Wednesday, April 11, 2012
Douglas Messerli "Living in the Details" (on Beckett's Waiting for Godot)
living in the detailsby Douglas Messerli
Samuel Beckett Waiting for Godot / Los Angeles, Mark Taper Forum (the production I saw was on April 7, 2012)
Yet, for the first time in this moving production, I became aware of just how spare Beckett's great work truly is. My companion Howard, enjoying the first act, however commented on the obvious: "Beckett seems to have presented all his themes in the first few minutes. I can't imagine what he might have to say in the second act."
Well, I mused, "That's true. But his themes are really not what matter most. The fact that we live in a universe promising the return of a missing God, that some men, like Pozzo, are entirely about themselves, mean men of power who do nothing but to rule over other lives—while those themes are certainly there in Beckett's work, they are not central of the play at all. Suffering, despair, pain, boredom, yes, these are the givens of Beckett's universe, but they are not what makes his work so remarkable. It is the various ways, the numerous things we do each day to get through the suffering, despair, pain, boredom, loneliness, etc. that are at the center his plays and fictions. And that is everything, isn't it?"
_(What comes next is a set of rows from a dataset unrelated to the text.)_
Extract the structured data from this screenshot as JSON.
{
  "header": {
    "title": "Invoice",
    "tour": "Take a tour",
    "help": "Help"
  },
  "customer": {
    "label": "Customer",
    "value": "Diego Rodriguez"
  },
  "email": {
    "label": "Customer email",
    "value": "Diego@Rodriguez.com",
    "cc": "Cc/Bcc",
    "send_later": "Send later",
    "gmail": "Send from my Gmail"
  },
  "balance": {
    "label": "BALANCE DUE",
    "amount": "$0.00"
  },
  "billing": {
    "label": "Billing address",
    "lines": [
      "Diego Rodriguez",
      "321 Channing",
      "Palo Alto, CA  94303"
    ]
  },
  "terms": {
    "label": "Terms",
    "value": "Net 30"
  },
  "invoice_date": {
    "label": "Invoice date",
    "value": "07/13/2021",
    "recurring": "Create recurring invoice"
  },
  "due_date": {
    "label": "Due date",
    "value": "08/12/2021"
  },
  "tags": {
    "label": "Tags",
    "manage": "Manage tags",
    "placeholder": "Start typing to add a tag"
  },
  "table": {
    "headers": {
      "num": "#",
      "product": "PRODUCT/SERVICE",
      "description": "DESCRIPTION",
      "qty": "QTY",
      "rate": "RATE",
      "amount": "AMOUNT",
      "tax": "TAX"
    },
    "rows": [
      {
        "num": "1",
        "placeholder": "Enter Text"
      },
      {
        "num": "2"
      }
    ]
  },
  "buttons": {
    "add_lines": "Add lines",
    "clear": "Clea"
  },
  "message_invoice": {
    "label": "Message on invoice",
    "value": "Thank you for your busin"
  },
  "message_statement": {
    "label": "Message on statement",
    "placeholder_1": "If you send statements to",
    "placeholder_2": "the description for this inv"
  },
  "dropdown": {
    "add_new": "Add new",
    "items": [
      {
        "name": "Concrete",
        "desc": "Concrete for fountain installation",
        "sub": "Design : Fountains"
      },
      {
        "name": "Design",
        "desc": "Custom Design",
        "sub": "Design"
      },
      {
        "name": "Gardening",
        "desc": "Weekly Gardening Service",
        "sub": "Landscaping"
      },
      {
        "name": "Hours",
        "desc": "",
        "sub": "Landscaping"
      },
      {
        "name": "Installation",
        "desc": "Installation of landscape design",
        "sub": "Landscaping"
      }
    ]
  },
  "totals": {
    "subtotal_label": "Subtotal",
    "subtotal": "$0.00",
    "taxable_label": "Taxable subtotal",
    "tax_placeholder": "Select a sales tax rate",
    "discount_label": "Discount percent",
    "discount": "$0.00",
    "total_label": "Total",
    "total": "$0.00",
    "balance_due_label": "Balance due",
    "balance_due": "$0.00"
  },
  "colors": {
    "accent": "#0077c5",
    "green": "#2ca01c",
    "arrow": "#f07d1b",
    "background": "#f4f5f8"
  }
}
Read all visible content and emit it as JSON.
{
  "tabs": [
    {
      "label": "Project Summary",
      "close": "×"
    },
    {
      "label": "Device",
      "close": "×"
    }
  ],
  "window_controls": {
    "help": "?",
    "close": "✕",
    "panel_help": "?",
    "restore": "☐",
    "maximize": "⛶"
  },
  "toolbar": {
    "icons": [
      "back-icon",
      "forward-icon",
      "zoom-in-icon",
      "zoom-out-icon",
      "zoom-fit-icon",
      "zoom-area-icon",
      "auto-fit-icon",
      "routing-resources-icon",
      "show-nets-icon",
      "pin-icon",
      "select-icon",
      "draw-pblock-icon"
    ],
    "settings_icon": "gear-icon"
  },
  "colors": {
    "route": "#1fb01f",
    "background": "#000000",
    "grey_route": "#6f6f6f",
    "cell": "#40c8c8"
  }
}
By the end of the 2nd act, Howard, who had never before seen a production of the play, understood what I was talking about. Beckett, more than nearly any other playwright, takes chances in Waiting for Godot by so pruning down the play's large themes that the work almost mocks itself. Particularly Estragon, who is always about to or, at least, declaring himself ready to do so—even though his time apart from his long-time companion, Vladimir, results in endless beatings in a ditch—is reminded again and again by his friend that their existence on this bleak plateau with only a tree and a rock is to wait, to wait for Godot. That is their only purpose, despite the seeming meaninglessness of that. Whoever this Godot is, whether he is the personal God of vengeance (if they don't wait, Vladimir suggests at one point, they will be punished) or a New Testament God of love, it is clear that Godot may never come, may never return their patient and often impatient waiting on earth. He may not even be a loving God; after all, so we are told by the messenger boy, he beats the boy's brother. What kind of deity is that?
Such a structure, wherein the author reveals the creative act itself, is a dangerous one, particularly for an audience which may desire to be told everything, to be led forward by the author himself. In Waiting for Godot, however, the audience is put on edge, wondering what these two fools will come up with next, how will the plot move forward, how will they get through yet another day? But in that wonderment, the audience members are forced to reimagine their own lives. Even the theater piece they are attending is a kind of way to pass the time, to move forward through the day. They too must go home, eat a carrot, chew on a piece of radish, crawl into the ditch of their beds to be pummeled in lonely dreams throughout the night. Some may even contemplate bringing it all to an end. But most will arise to meet again, to work, to talk and haggle, cry and laugh, just like the two clowns of Beckett's play do through the two days we witness of their lives.